“It’s a little bit strange. Something’s come out of my mouth and I have no idea where it’s come from,” she said.

“One of the questions Mr. Lee could never answer is ‘how does an 8-year old play like a 40-year old, and a 40-year old play like an 8-year old?’ The last part’s easy to answer: they just don’t have a football brain. They love playing the game and that’s great. But the first part?

“It wasn’t until after he finished working that another coach, Geoff Stanmore, and I caught up with [Mr. Lee] and he said, ‘I’ve figured it out.’ As soon as he said it, we knew what he was talking about. It’s the only thing he was never able to reason through. I said, ‘what’s the answer?’ and he said ‘reincarnation.’

“‘They must have been here before. There is no way that an 8-year-old kid has been on this earth long enough to get that amount of football experience to be able to do what they’re doing.’”

A Quiet Mark

Wardell has now been a coach for longer than she was ever a Matilda. As one of the few Matildas who has worked on both sides of the pitch, her impact on Australian football shouldn’t be underestimated.

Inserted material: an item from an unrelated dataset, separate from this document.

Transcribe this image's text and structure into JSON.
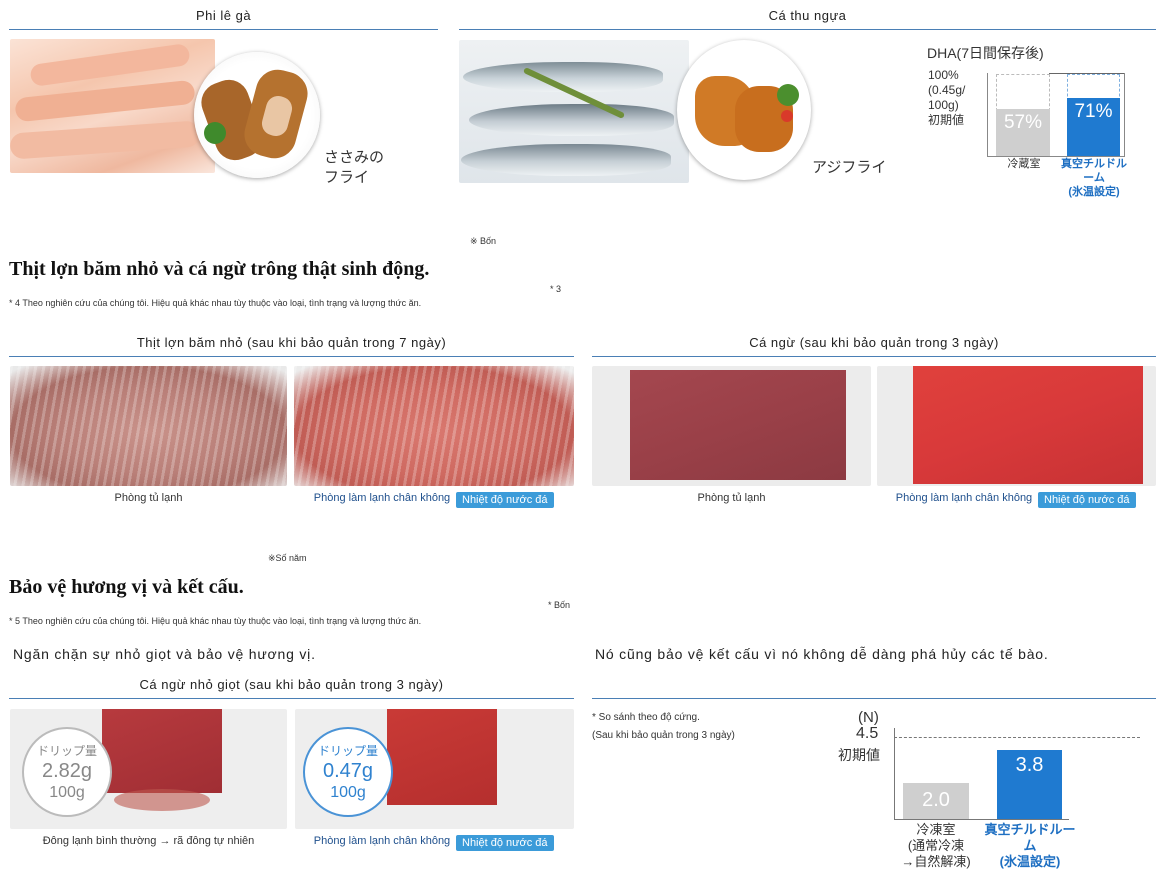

From being part of the first official Matildas team in the late 1970s, which opened a door that had been firmly shut to women players since the 1920s, to her involvement in football coaching and development behind the scenes for over 30 years, Wardell has made an invaluable mark on the Australian game—even if that mark isn’t obvious yet.

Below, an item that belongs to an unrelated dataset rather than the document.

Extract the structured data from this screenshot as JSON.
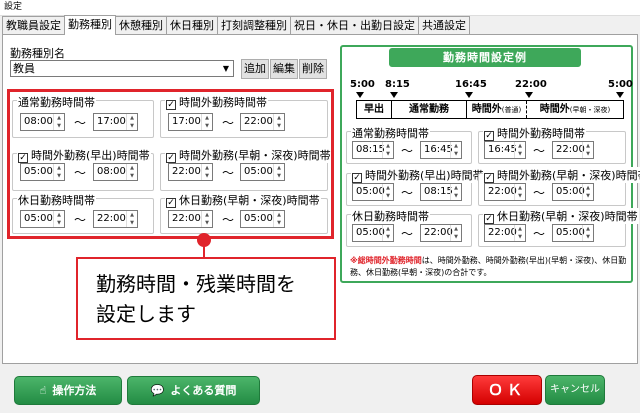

A few days before our interview, Wardell was inducted into Football Federation Australia’s Hall of Fame.

She’s one of just 19 Matildas to have done so.

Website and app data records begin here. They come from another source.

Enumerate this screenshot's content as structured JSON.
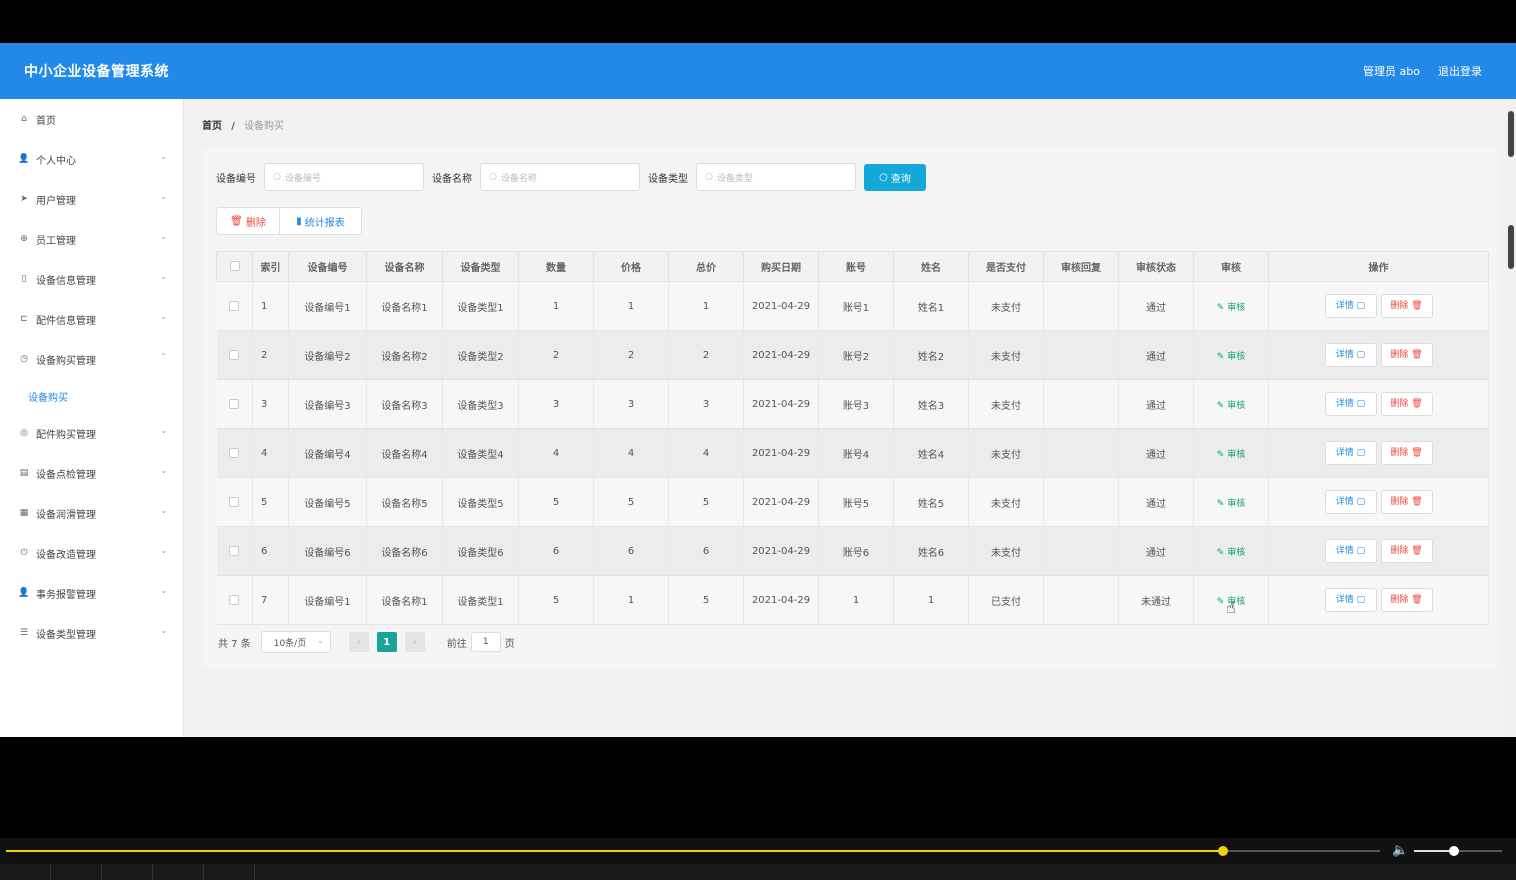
{
  "header": {
    "title": "中小企业设备管理系统",
    "user": "管理员 abo",
    "logout": "退出登录"
  },
  "sidebar": {
    "items": [
      {
        "label": "首页",
        "icon": "home-icon",
        "glyph": "⌂",
        "has_sub": false
      },
      {
        "label": "个人中心",
        "icon": "user-icon",
        "glyph": "👤",
        "has_sub": true
      },
      {
        "label": "用户管理",
        "icon": "send-icon",
        "glyph": "➤",
        "has_sub": true
      },
      {
        "label": "员工管理",
        "icon": "compass-icon",
        "glyph": "⊕",
        "has_sub": true
      },
      {
        "label": "设备信息管理",
        "icon": "phone-icon",
        "glyph": "▯",
        "has_sub": true
      },
      {
        "label": "配件信息管理",
        "icon": "crop-icon",
        "glyph": "⊏",
        "has_sub": true
      },
      {
        "label": "设备购买管理",
        "icon": "clock-icon",
        "glyph": "◷",
        "has_sub": true,
        "expanded": true
      },
      {
        "label": "配件购买管理",
        "icon": "dial-icon",
        "glyph": "◎",
        "has_sub": true
      },
      {
        "label": "设备点检管理",
        "icon": "clipboard-icon",
        "glyph": "▤",
        "has_sub": true
      },
      {
        "label": "设备润滑管理",
        "icon": "chart-icon",
        "glyph": "▦",
        "has_sub": true
      },
      {
        "label": "设备改造管理",
        "icon": "power-icon",
        "glyph": "⏻",
        "has_sub": true
      },
      {
        "label": "事务报警管理",
        "icon": "person-icon",
        "glyph": "👤",
        "has_sub": true
      },
      {
        "label": "设备类型管理",
        "icon": "list-icon",
        "glyph": "☰",
        "has_sub": true
      }
    ],
    "submenu_active": "设备购买"
  },
  "breadcrumb": {
    "home": "首页",
    "sep": "/",
    "current": "设备购买"
  },
  "search": {
    "fields": [
      {
        "label": "设备编号",
        "placeholder": "设备编号"
      },
      {
        "label": "设备名称",
        "placeholder": "设备名称"
      },
      {
        "label": "设备类型",
        "placeholder": "设备类型"
      }
    ],
    "query_button": "查询"
  },
  "actions": {
    "delete": "删除",
    "report": "统计报表"
  },
  "table": {
    "columns": [
      "索引",
      "设备编号",
      "设备名称",
      "设备类型",
      "数量",
      "价格",
      "总价",
      "购买日期",
      "账号",
      "姓名",
      "是否支付",
      "审核回复",
      "审核状态",
      "审核",
      "操作"
    ],
    "audit_link": "审核",
    "detail_button": "详情",
    "delete_button": "删除",
    "rows": [
      {
        "idx": "1",
        "code": "设备编号1",
        "name": "设备名称1",
        "type": "设备类型1",
        "qty": "1",
        "price": "1",
        "total": "1",
        "date": "2021-04-29",
        "account": "账号1",
        "person": "姓名1",
        "paid": "未支付",
        "reply": "",
        "status": "通过"
      },
      {
        "idx": "2",
        "code": "设备编号2",
        "name": "设备名称2",
        "type": "设备类型2",
        "qty": "2",
        "price": "2",
        "total": "2",
        "date": "2021-04-29",
        "account": "账号2",
        "person": "姓名2",
        "paid": "未支付",
        "reply": "",
        "status": "通过"
      },
      {
        "idx": "3",
        "code": "设备编号3",
        "name": "设备名称3",
        "type": "设备类型3",
        "qty": "3",
        "price": "3",
        "total": "3",
        "date": "2021-04-29",
        "account": "账号3",
        "person": "姓名3",
        "paid": "未支付",
        "reply": "",
        "status": "通过"
      },
      {
        "idx": "4",
        "code": "设备编号4",
        "name": "设备名称4",
        "type": "设备类型4",
        "qty": "4",
        "price": "4",
        "total": "4",
        "date": "2021-04-29",
        "account": "账号4",
        "person": "姓名4",
        "paid": "未支付",
        "reply": "",
        "status": "通过"
      },
      {
        "idx": "5",
        "code": "设备编号5",
        "name": "设备名称5",
        "type": "设备类型5",
        "qty": "5",
        "price": "5",
        "total": "5",
        "date": "2021-04-29",
        "account": "账号5",
        "person": "姓名5",
        "paid": "未支付",
        "reply": "",
        "status": "通过"
      },
      {
        "idx": "6",
        "code": "设备编号6",
        "name": "设备名称6",
        "type": "设备类型6",
        "qty": "6",
        "price": "6",
        "total": "6",
        "date": "2021-04-29",
        "account": "账号6",
        "person": "姓名6",
        "paid": "未支付",
        "reply": "",
        "status": "通过"
      },
      {
        "idx": "7",
        "code": "设备编号1",
        "name": "设备名称1",
        "type": "设备类型1",
        "qty": "5",
        "price": "1",
        "total": "5",
        "date": "2021-04-29",
        "account": "1",
        "person": "1",
        "paid": "已支付",
        "reply": "",
        "status": "未通过"
      }
    ]
  },
  "pager": {
    "total": "共 7 条",
    "page_size": "10条/页",
    "current_page": "1",
    "goto_label": "前往",
    "goto_value": "1",
    "page_suffix": "页"
  },
  "player": {
    "progress": 0.886,
    "volume": 0.45,
    "accent": "#f2d400"
  }
}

Leigh Wardell and Branko Culina at the FFA Hall of Fame ceremony. Credit footballnws.com.au
Branko Culina and Leigh Wardell at the FFA Hall of Fame ceremony. Credit: footballnsw.com.au

While she was grateful for the acknowledgement, she was almost flippant about the award. Just like her father and David Lee, Wardell takes much greater joy and fulfillment from the work she’s doing now.

“I’d rather have recognition in relation to achieving something that makes a significant change in the way things happen,” she said.

“It’s not just about what happens on the field but being able to influence players on and off the field, because they’re people first, players second. The age group that I work in is a place where you can be incredibly influential.

“To be able to influence, not just from a football perspective but also from a life perspective… that’s what teachers do. That’s the kind of legacy that you want to leave.”

Wardell’s comments linger as the full-time whistle rings out from the pitch below.

The Koalas go down 2-0 and were largely out-played by their opponents. They have some bright young talent, though, and the team is full of promise. I think about reincarnation and wonder whether it’s as much about good teachers as it is good students.

“I’ve actually reinvented myself quite a few times since I’ve been here,” Wardell says, revealing that she was diagnosed with breast cancer in 2012. The past seven years have included two surgeries, six rounds of chemotherapy, and 25 rounds of radiation.

“I went and had my head shaved. I was getting my hair cut at Newtown in those days, and I walked out and thought ‘everybody is staring at me’. But they’re not.

“I do remember standing on the corner waiting to cross the road and there’s two guys with shaved heads next to me. I just walked around with a shaved head after that; it didn’t bother me.”

The players and families drift past us and off into the dark carpark behind the clubhouse. I offer to help move the new club kitbags, still in their plastic wrappers. Wardell politely declines, preferring to carry them all herself, and heads off down the path toward the empty field—already thinking about tomorrow.

Leigh Wardell (centre) leaps for the ball. Source: provided.
Wardell (centre) leaps for the ball. Source: provided.